This includes publicly acknowledging and validating those who step forward to give alternative ideas or challenges things they believe to be wrong. This may be through coaching middle-managers to facilitate healthy debate in meetings, or perhaps having advocates or members of senior management respond to staff complaints, ideas or feedback: ideally publicly, for example by commenting in response to intranet forum posts.
“Once people have even one small experience of speaking up and articulating a concern and discovering that contrary to their expectation that they don’t get their heads blown off, they feel more courageous coming forward again and again and again. And when the people around them see that that’s what happens, they take courage from that and feel that they might be able to do it too.”(Margaret Heffernan: how can we combat wilful blindness to ensure a culture of quality?)
#8: Make it personal.
The power of storytelling is widely recognized as a tool in communications, public speaking, advertising and more. It should play a critical role in the decision-making and evaluation process in your own organization.
Next time a new product, initiative or process is rolled out, don’t default to impersonal numbers or facts: zone in on the individual human story to open eyes to the true impact.
For example, perhaps disappointing sales mean you’re going to de-commission a particular product line and focus on alternatives.
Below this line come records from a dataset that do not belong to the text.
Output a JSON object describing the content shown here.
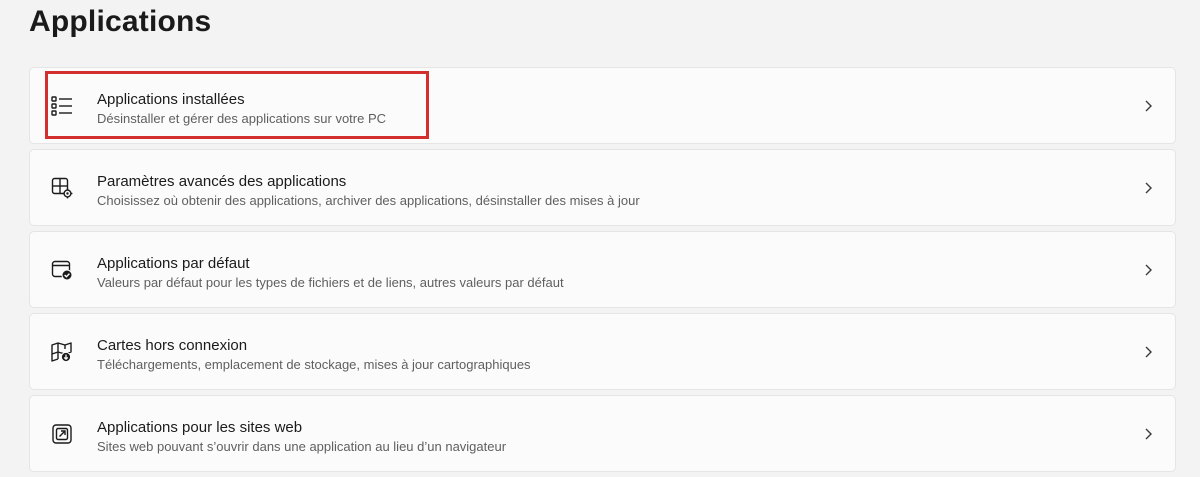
{
  "page": {
    "title": "Applications"
  },
  "settings_items": [
    {
      "icon": "installed-apps-list-icon",
      "title": "Applications installées",
      "subtitle": "Désinstaller et gérer des applications sur votre PC",
      "highlighted": true
    },
    {
      "icon": "advanced-app-settings-icon",
      "title": "Paramètres avancés des applications",
      "subtitle": "Choisissez où obtenir des applications, archiver des applications, désinstaller des mises à jour",
      "highlighted": false
    },
    {
      "icon": "default-apps-icon",
      "title": "Applications par défaut",
      "subtitle": "Valeurs par défaut pour les types de fichiers et de liens, autres valeurs par défaut",
      "highlighted": false
    },
    {
      "icon": "offline-maps-icon",
      "title": "Cartes hors connexion",
      "subtitle": "Téléchargements, emplacement de stockage, mises à jour cartographiques",
      "highlighted": false
    },
    {
      "icon": "apps-for-websites-icon",
      "title": "Applications pour les sites web",
      "subtitle": "Sites web pouvant s’ouvrir dans une application au lieu d’un navigateur",
      "highlighted": false
    }
  ],
  "colors": {
    "background": "#f3f3f3",
    "card_background": "#fbfbfb",
    "card_border": "#e5e5e5",
    "highlight_border": "#d32f2f"
  }
}
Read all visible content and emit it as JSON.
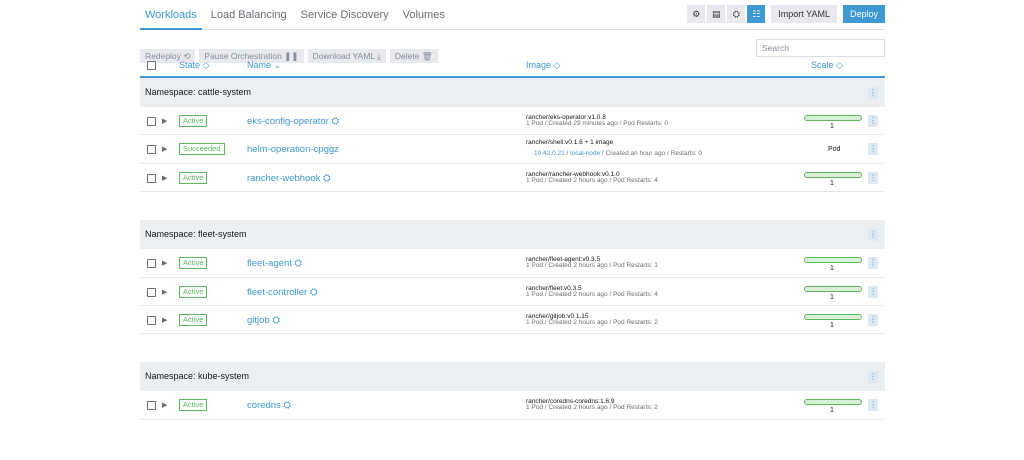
{
  "tabs": [
    "Workloads",
    "Load Balancing",
    "Service Discovery",
    "Volumes"
  ],
  "toolbar": {
    "view_icons": [
      "gear-icon",
      "list-icon",
      "folder-icon",
      "node-icon"
    ],
    "import_label": "Import YAML",
    "deploy_label": "Deploy"
  },
  "actions": {
    "redeploy": "Redeploy ⟲",
    "pause": "Pause Orchestration ❚❚",
    "download": "Download YAML ⤓",
    "delete": "Delete 🗑",
    "search_placeholder": "Search"
  },
  "columns": {
    "state": "State ◇",
    "name": "Name ⌄",
    "image": "Image ◇",
    "scale": "Scale ◇"
  },
  "accent_color": "#3d98d3",
  "active_color": "#5db85d",
  "groups": [
    {
      "label": "Namespace: cattle-system",
      "rows": [
        {
          "state": "Active",
          "name": "eks-config-operator ⛭",
          "image": "rancher/eks-operator:v1.0.8",
          "detail": "1 Pod / Created 29 minutes ago / Pod Restarts: 0",
          "scale": "1"
        },
        {
          "state": "Succeeded",
          "name": "helm-operation-cpggz",
          "image": "rancher/shell:v0.1.6 + 1 image",
          "detail_link1": "10.42.0.21",
          "detail_link2": "local-node",
          "detail_tail": " / Created an hour ago / Restarts: 0",
          "scale": "Pod"
        },
        {
          "state": "Active",
          "name": "rancher-webhook ⛭",
          "image": "rancher/rancher-webhook:v0.1.0",
          "detail": "1 Pod / Created 2 hours ago / Pod Restarts: 4",
          "scale": "1"
        }
      ]
    },
    {
      "label": "Namespace: fleet-system",
      "rows": [
        {
          "state": "Active",
          "name": "fleet-agent ⛭",
          "image": "rancher/fleet-agent:v0.3.5",
          "detail": "1 Pod / Created 2 hours ago / Pod Restarts: 1",
          "scale": "1"
        },
        {
          "state": "Active",
          "name": "fleet-controller ⛭",
          "image": "rancher/fleet:v0.3.5",
          "detail": "1 Pod / Created 2 hours ago / Pod Restarts: 4",
          "scale": "1"
        },
        {
          "state": "Active",
          "name": "gitjob ⛭",
          "image": "rancher/gitjob:v0.1.15",
          "detail": "1 Pod / Created 2 hours ago / Pod Restarts: 2",
          "scale": "1"
        }
      ]
    },
    {
      "label": "Namespace: kube-system",
      "rows": [
        {
          "state": "Active",
          "name": "coredns ⛭",
          "image": "rancher/coredns-coredns:1.6.9",
          "detail": "1 Pod / Created 2 hours ago / Pod Restarts: 2",
          "scale": "1"
        }
      ]
    }
  ]
}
How will this impact front-line workers on that production line? What about the consumer who uses that product and will now no longer be able to access support or updates? Looking at the stories opens our eyes to consequences and impact, giving us all the facts.
#9: Use multiple tools, channels and processes to give staff a voice.
While some staff will feel comfortable sitting down and having a frank discussion with their line manager when they want to raise a concern, this isn’t the case for everyone. Empowering staff with different ways to speak out is a simple yet effective way to break down a culture of willful blindness.
‘Trolling’ has given anonymous digital communication a bit of a bad reputation, but it can actually be a benefit in an organization. Staff may feel more confident contributing or speaking out from the security of a keyboard. Online discussion and idea forums, instant messaging tools, anonymous reporting processes, or even just the ability to comment or contribute digitally to the ideas of others in a safe space can all give staff a voice. Combine this with town halls, smaller group sessions, one-to-ones and other face-to-face processes to tap into as many individuals as possible.
Ultimately, as with any ingrained issue, the first step to resolution is acknowledgement.
When we recognize that we don’t tend to see those things that are potentially the most dangerous – whatever the reason for our blindness – we automatically begin to see more.
Introducing 360-degree perspectives starts with accepting that we can’t, won’t, see everything by ourselves. Surrounding ourselves with different people and adopting a willingness to change our minds can not only protect us against many dangers resulting from willful blindness: it can make us better leaders, better organizations… and better people.